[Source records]
* * * * * * * * *

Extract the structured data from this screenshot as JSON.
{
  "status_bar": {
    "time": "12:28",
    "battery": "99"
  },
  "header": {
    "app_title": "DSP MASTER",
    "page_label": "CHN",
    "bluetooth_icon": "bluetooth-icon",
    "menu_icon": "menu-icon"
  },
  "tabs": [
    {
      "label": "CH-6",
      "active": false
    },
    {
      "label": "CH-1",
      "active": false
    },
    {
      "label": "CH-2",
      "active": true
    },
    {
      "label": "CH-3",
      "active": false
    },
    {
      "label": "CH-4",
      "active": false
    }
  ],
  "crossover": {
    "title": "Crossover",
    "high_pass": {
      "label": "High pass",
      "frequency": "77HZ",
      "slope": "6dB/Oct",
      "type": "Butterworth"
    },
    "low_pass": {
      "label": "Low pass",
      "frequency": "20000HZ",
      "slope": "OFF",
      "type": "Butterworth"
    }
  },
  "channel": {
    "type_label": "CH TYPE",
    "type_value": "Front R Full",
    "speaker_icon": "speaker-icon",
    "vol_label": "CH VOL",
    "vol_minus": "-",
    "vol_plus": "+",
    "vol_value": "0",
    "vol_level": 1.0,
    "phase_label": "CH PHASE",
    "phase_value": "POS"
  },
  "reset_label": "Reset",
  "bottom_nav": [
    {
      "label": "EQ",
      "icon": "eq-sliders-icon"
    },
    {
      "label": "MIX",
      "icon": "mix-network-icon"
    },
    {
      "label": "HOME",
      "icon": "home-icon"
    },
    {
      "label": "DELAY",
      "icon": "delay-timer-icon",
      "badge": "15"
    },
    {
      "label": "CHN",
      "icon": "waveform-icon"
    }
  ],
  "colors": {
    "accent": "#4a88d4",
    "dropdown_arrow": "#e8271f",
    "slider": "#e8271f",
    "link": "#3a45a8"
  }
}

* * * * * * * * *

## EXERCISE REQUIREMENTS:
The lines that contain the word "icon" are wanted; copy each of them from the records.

## TASK SOLUTION:
    "bluetooth_icon": "bluetooth-icon",
    "menu_icon": "menu-icon"
    "speaker_icon": "speaker-icon",
      "icon": "eq-sliders-icon"
      "icon": "mix-network-icon"
      "icon": "home-icon"
      "icon": "delay-timer-icon",
      "icon": "waveform-icon"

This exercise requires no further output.